Twitter Sonnet #90
You know spinach is hiding everywhere.
Leafy greens coldly observe all your sins.
And Christmas light eyes at packages stare.
Friends and relations stored in labelled bins.
One alien mall wing's always empty.
The best Indian prices for Christ's wood.
Phallic like a long observatory.
A new shadow falls where Bob's Big Boy stood.
Everyone would get doubloons for Christmas.
Brashly boarding a bloated galleon.
Cameras pillaged from Natalie Kalmus.
Technicolours run in rash disunion.
Sweet's swallowed with sour by the throat well.
Red juice separates from the caramel.
Drinking some flash pasteurised apple juice I heated in the microwave. As with orange juice, flash pasteurised turns out to be much better than concentrate.
I watched "Orpheus" last night, a second season episode of Angel I was kind of dreading because I saw from the description that it was one of those episodes, found on many television series, where characters are transported to some magical headspace where they just talk. I usually find that type of episode to be fruitless water treading in the name of character exploration, but, to my surprise, I found "Orpheus" to easily be one of my absolute favourite episodes of Buffy the Vampire Slayer/Angel.
For one thing, it's got epic Buffyversity--Willow coming in is one of those nice, comic bookish moments when Spider-Man unexpectedly turns up in Fantastic Four or something and he makes good on all the coolness you know he's capable of when he swings into the panel instead of just being a stunt guest star. Also not misused in the episode is Faith, as this is the last in a group of three episodes where Angel had essentially become Faith the Vampire Slayer, which works for me as I like her a lot more than Buffy. What's more, the short arc actually builds off Faith's already established story, and it's wonderful seeing her immediately take charge, prison and her relationship with Angel apparently having made her into an adult instead of the girl who's always either following or rebelling. It certainly highlighted one of the flaws in Dollhouse when I'm used to seeing Dushku on the newer show but Faith turning up on Angel still gave me a feeling of, "Fuck, yeah, Faith's back!" Dushku really can't do the infinite characters thing, and so the end result is her never really getting a foothold on an arc. But she was Faith.

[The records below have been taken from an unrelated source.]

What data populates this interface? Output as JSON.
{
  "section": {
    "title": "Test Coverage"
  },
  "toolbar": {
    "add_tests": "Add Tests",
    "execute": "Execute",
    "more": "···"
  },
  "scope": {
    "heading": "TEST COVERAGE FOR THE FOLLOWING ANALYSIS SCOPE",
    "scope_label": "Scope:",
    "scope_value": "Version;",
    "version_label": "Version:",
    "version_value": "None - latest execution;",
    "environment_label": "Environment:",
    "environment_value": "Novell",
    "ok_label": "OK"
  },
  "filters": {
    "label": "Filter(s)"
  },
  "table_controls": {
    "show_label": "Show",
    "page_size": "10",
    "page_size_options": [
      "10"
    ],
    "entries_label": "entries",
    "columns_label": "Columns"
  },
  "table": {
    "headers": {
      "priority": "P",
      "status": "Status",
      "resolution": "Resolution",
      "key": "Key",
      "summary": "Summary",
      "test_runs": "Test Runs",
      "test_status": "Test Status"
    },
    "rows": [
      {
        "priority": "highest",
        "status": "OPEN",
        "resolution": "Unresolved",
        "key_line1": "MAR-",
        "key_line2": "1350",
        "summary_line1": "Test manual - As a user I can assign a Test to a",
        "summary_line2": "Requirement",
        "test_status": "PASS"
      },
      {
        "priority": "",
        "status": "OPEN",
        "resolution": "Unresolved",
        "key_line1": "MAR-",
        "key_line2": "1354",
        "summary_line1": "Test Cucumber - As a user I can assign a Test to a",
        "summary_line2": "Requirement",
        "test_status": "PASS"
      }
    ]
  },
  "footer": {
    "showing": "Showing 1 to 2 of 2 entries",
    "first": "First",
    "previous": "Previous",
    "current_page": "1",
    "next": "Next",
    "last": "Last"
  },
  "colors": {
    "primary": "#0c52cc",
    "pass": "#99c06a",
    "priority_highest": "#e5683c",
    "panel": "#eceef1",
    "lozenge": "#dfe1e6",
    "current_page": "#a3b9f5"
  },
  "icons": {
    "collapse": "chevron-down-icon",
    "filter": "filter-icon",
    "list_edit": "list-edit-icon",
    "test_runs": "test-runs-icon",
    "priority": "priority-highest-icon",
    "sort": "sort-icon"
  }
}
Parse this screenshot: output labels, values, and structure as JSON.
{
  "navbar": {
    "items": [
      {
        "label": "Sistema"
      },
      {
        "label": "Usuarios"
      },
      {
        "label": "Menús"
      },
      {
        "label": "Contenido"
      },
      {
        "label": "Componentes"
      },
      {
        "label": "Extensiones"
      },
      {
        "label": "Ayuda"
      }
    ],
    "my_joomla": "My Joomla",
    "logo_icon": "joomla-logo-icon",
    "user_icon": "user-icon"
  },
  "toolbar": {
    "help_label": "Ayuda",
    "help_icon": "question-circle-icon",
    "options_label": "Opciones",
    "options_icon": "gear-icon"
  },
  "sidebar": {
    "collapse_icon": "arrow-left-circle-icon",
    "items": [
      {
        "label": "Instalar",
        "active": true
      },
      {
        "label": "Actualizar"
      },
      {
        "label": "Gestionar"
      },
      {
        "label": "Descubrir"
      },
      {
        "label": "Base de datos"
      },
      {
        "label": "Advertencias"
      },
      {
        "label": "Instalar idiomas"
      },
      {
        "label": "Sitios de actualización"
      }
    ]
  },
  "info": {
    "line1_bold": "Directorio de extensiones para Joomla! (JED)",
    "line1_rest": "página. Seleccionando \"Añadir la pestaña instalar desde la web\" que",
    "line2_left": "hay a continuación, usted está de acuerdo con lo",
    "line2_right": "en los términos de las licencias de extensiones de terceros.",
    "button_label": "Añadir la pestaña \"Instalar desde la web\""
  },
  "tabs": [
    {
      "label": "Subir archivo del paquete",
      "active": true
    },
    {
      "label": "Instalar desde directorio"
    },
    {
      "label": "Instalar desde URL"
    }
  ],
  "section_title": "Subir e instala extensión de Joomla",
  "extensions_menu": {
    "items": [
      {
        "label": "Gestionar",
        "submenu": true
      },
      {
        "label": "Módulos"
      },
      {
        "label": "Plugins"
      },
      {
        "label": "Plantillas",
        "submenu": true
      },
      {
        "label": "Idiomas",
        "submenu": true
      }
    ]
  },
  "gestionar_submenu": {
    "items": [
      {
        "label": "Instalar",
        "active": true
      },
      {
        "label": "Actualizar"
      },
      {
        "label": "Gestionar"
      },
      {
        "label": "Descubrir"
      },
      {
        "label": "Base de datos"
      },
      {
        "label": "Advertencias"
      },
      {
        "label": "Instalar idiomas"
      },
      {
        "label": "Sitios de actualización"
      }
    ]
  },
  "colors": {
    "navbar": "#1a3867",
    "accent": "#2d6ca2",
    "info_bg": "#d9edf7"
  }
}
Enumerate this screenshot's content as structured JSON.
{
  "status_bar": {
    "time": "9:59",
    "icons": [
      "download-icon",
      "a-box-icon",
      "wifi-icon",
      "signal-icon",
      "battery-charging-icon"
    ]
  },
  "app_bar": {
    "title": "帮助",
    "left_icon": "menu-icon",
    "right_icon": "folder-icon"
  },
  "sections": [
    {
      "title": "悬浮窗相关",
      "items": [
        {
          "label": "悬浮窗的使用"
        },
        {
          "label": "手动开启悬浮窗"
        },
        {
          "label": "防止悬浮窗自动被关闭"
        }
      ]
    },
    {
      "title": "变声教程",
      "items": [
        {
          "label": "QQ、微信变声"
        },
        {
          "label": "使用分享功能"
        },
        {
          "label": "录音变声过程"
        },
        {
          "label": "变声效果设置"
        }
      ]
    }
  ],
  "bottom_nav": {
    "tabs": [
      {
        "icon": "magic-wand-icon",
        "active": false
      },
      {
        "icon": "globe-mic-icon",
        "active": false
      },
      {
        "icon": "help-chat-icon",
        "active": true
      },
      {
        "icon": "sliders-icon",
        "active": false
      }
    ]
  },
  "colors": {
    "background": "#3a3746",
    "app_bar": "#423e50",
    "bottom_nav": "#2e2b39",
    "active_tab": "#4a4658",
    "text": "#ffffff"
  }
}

It's especially satisfying seeing her kick Connor around, who, although I was liking him early on, is on my last nerve now as he too persistently can't figure anything out on his own. Everyone has at least one quality moment in the episode, except maybe Gunn--Wesley has his comparing darkness with Willow, Fred inadvertently flirts with Willow, Lorne singing to unconscious Faith is really sweet and, my favourite, Angel is again an important agent in Faith's rehabilitation when he shows her he fed off a human once after he'd been given his soul back--though, if it'd been me writing it, I'd have had Angel doing something much worse than feeding off a guy who was already dying.
The synchronicity with the Buffy storyline is nice, too, even though the Slayer Army thing makes me cringe with the awesome weight of its lameness, particularly when Giles or Buffy decides to hold forth on how serious everything is and how they shouldn't joke around, ever.
With breakfast to-day, I watched one of the new Dollhouse episodes aired last night, "Meet Jane Doe". Nicely unpredictable, Echo as a rogue do-gooder was surprisingly very satisfying, and I love the pro-immigration propaganda, as a beautiful, innocent young Mexican woman is mistreated by hick American cops. This could be a nice counterweight to the right wing's less honest propaganda, in the long run--a fiction series never claims to be telling you the truth, but most people, in their heart of hearts, can see the things in it that reflect reality.
I really liked Adele turning out to be completely, ruthlessly evil, especially after we're led to feel bad for her in a new role as a sort of high level secretary to an arrogant boy's club. Her betraying her friends was a much more satisfying female empowerment than grabbing Ray Wise' balls. I say, if women aren't allowed to be truly evil, there'll never be equality of the sexes.